Your goal: All that is wanted is how many lines in the records below include the string "compte".

Material provided:
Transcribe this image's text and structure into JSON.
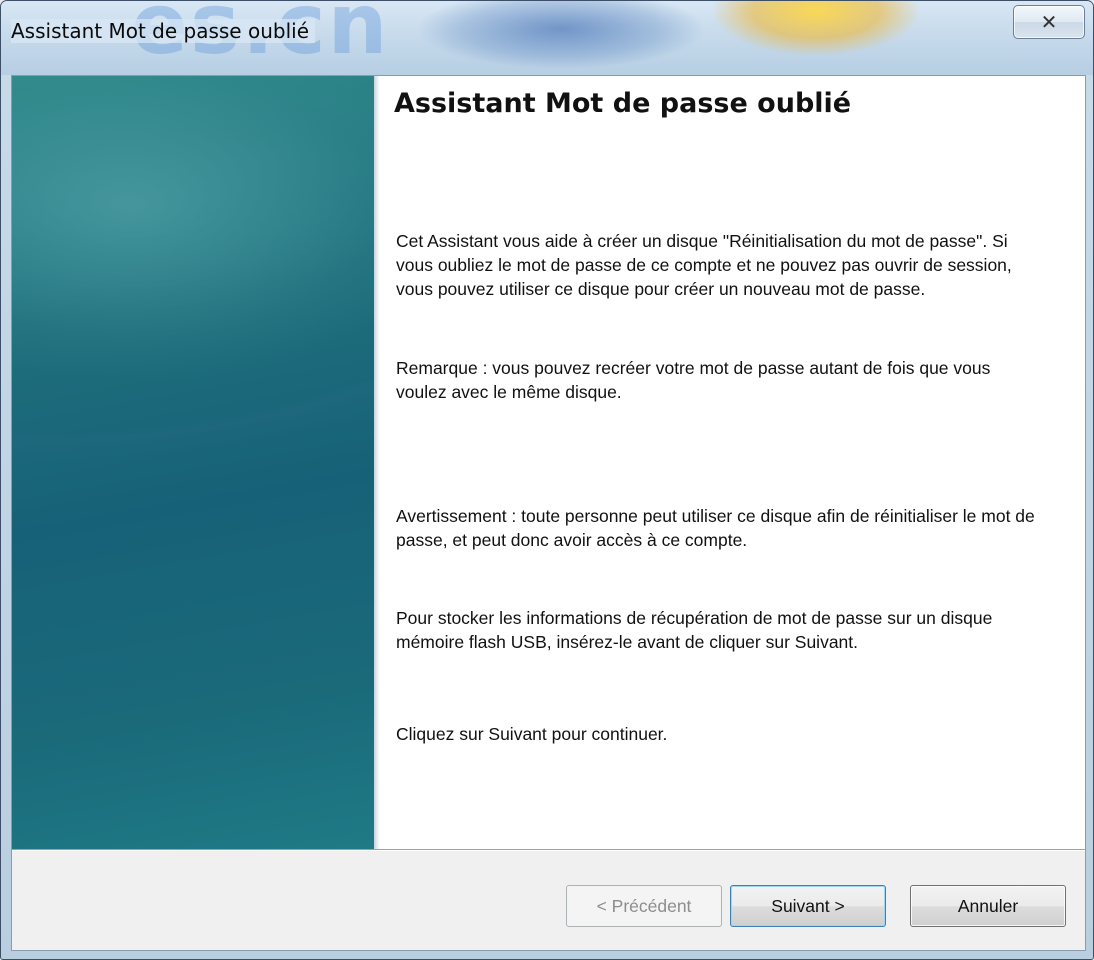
{
  "window": {
    "title": "Assistant Mot de passe oublié",
    "watermark": "es.cn",
    "close_glyph": "✕"
  },
  "content": {
    "heading": "Assistant Mot de passe oublié",
    "paragraphs": [
      "Cet Assistant vous aide à créer un disque \"Réinitialisation du mot de passe\". Si vous oubliez le mot de passe de ce compte et ne pouvez pas ouvrir de session, vous pouvez utiliser ce disque pour créer un nouveau mot de passe.",
      "Remarque : vous pouvez recréer votre mot de passe autant de fois que vous voulez avec le même disque.",
      "Avertissement : toute personne peut utiliser ce disque afin de réinitialiser le mot de passe, et peut donc avoir accès à ce compte.",
      "Pour stocker les informations de récupération de mot de passe sur un disque mémoire flash USB, insérez-le avant de cliquer sur Suivant.",
      "Cliquez sur Suivant pour continuer."
    ]
  },
  "buttons": {
    "back": "< Précédent",
    "next": "Suivant >",
    "cancel": "Annuler"
  },
  "icons": {
    "close": "close-icon"
  }
}
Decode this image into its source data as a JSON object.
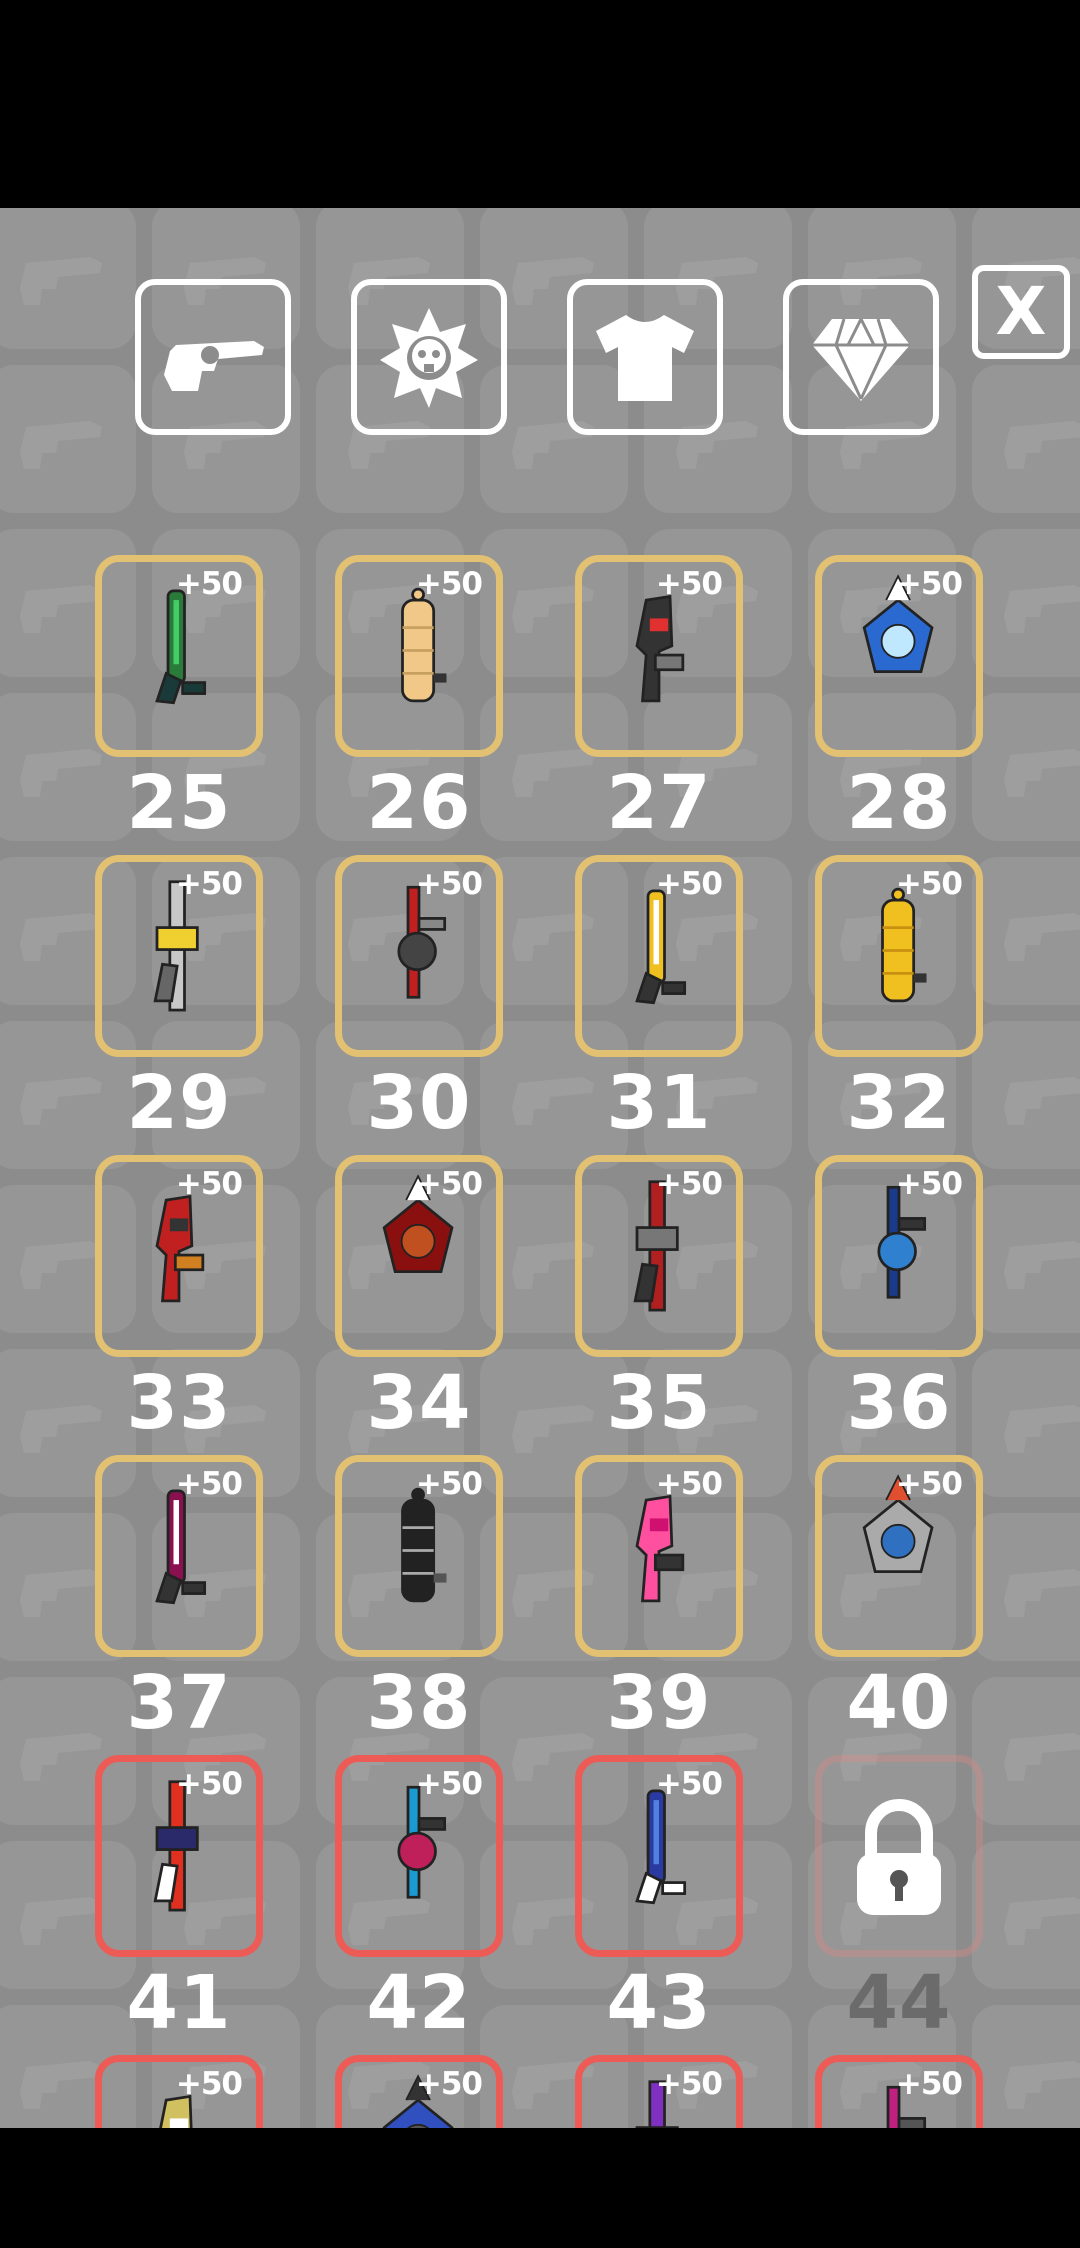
{
  "tabs": [
    {
      "name": "weapons-tab",
      "icon": "revolver-icon"
    },
    {
      "name": "skull-tab",
      "icon": "skull-star-icon"
    },
    {
      "name": "shirt-tab",
      "icon": "shirt-icon"
    },
    {
      "name": "diamond-tab",
      "icon": "diamond-icon"
    }
  ],
  "close_label": "X",
  "bonus_label": "+50",
  "slots": [
    {
      "number": "25",
      "tier": "gold",
      "locked": false,
      "palette": [
        "#2a7a3a",
        "#44cc66",
        "#1a3a3a"
      ]
    },
    {
      "number": "26",
      "tier": "gold",
      "locked": false,
      "palette": [
        "#f2c888",
        "#c8a060",
        "#333"
      ]
    },
    {
      "number": "27",
      "tier": "gold",
      "locked": false,
      "palette": [
        "#e03030",
        "#333333",
        "#777777"
      ]
    },
    {
      "number": "28",
      "tier": "gold",
      "locked": false,
      "palette": [
        "#2a6ad0",
        "#bfe8ff",
        "#ffffff"
      ]
    },
    {
      "number": "29",
      "tier": "gold",
      "locked": false,
      "palette": [
        "#c8c8c8",
        "#f0d030",
        "#666666"
      ]
    },
    {
      "number": "30",
      "tier": "gold",
      "locked": false,
      "palette": [
        "#c02020",
        "#444444",
        "#888888"
      ]
    },
    {
      "number": "31",
      "tier": "gold",
      "locked": false,
      "palette": [
        "#f0c020",
        "#ffffff",
        "#333333"
      ]
    },
    {
      "number": "32",
      "tier": "gold",
      "locked": false,
      "palette": [
        "#f0c020",
        "#c89010",
        "#333333"
      ]
    },
    {
      "number": "33",
      "tier": "gold",
      "locked": false,
      "palette": [
        "#333333",
        "#c02020",
        "#d08020"
      ]
    },
    {
      "number": "34",
      "tier": "gold",
      "locked": false,
      "palette": [
        "#8a1010",
        "#c05020",
        "#ffffff"
      ]
    },
    {
      "number": "35",
      "tier": "gold",
      "locked": false,
      "palette": [
        "#b02020",
        "#777777",
        "#333333"
      ]
    },
    {
      "number": "36",
      "tier": "gold",
      "locked": false,
      "palette": [
        "#1a3a8a",
        "#3080d0",
        "#333333"
      ]
    },
    {
      "number": "37",
      "tier": "gold",
      "locked": false,
      "palette": [
        "#8a1050",
        "#ffffff",
        "#333333"
      ]
    },
    {
      "number": "38",
      "tier": "gold",
      "locked": false,
      "palette": [
        "#222222",
        "#aaaaaa",
        "#555555"
      ]
    },
    {
      "number": "39",
      "tier": "gold",
      "locked": false,
      "palette": [
        "#d01070",
        "#ff50a0",
        "#333333"
      ]
    },
    {
      "number": "40",
      "tier": "gold",
      "locked": false,
      "palette": [
        "#aaaaaa",
        "#3070c0",
        "#e05030"
      ]
    },
    {
      "number": "41",
      "tier": "red",
      "locked": false,
      "palette": [
        "#e03020",
        "#2a2a6a",
        "#ffffff"
      ]
    },
    {
      "number": "42",
      "tier": "red",
      "locked": false,
      "palette": [
        "#1a9ad0",
        "#c0205a",
        "#333333"
      ]
    },
    {
      "number": "43",
      "tier": "red",
      "locked": false,
      "palette": [
        "#2a3aa0",
        "#5080e0",
        "#ffffff"
      ]
    },
    {
      "number": "44",
      "tier": "red",
      "locked": true,
      "palette": [
        "#333333",
        "#555555",
        "#ffffff"
      ]
    },
    {
      "number": "",
      "tier": "red",
      "locked": false,
      "palette": [
        "#ffffff",
        "#d0c060",
        "#333333"
      ]
    },
    {
      "number": "",
      "tier": "red",
      "locked": false,
      "palette": [
        "#3050c0",
        "#555555",
        "#333333"
      ]
    },
    {
      "number": "",
      "tier": "red",
      "locked": false,
      "palette": [
        "#8030c0",
        "#333333",
        "#555555"
      ]
    },
    {
      "number": "",
      "tier": "red",
      "locked": false,
      "palette": [
        "#c02080",
        "#333333",
        "#555555"
      ]
    }
  ],
  "colors": {
    "gold": "#e2c172",
    "red": "#ec5b55",
    "background": "#8c8c8c"
  }
}
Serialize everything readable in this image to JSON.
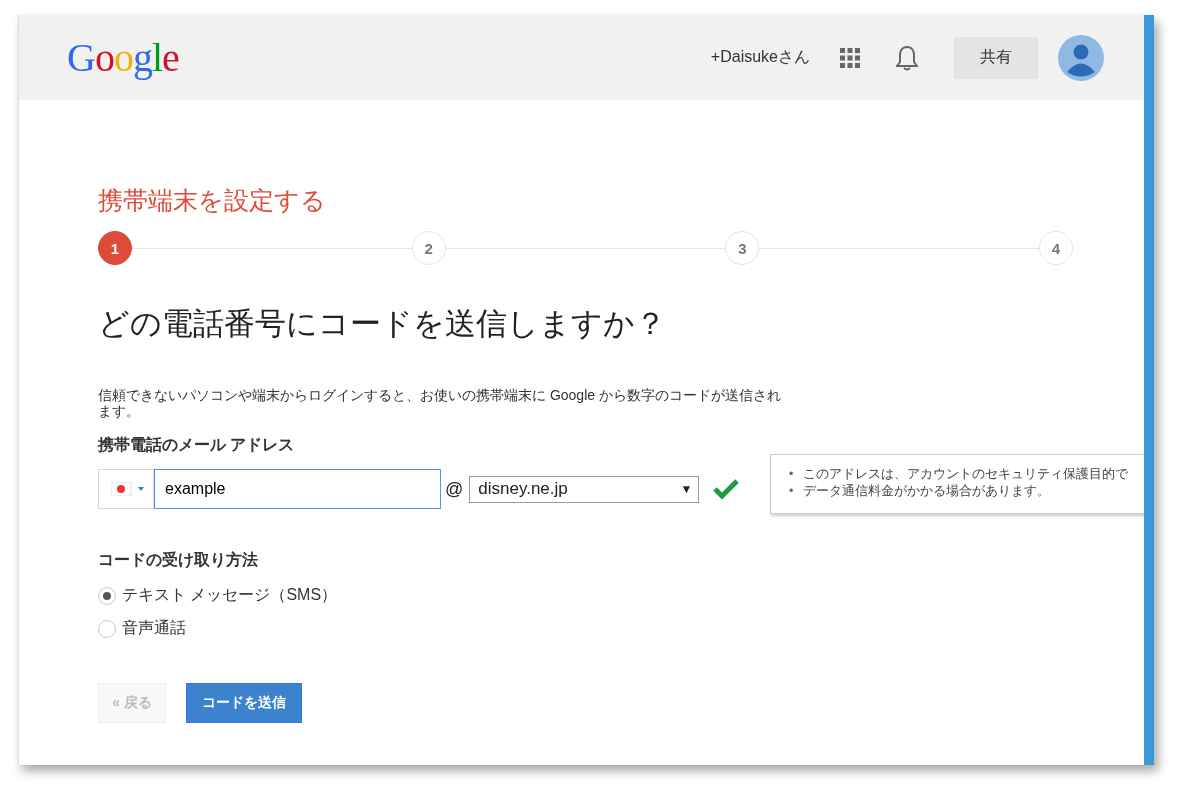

Solved exercise: 2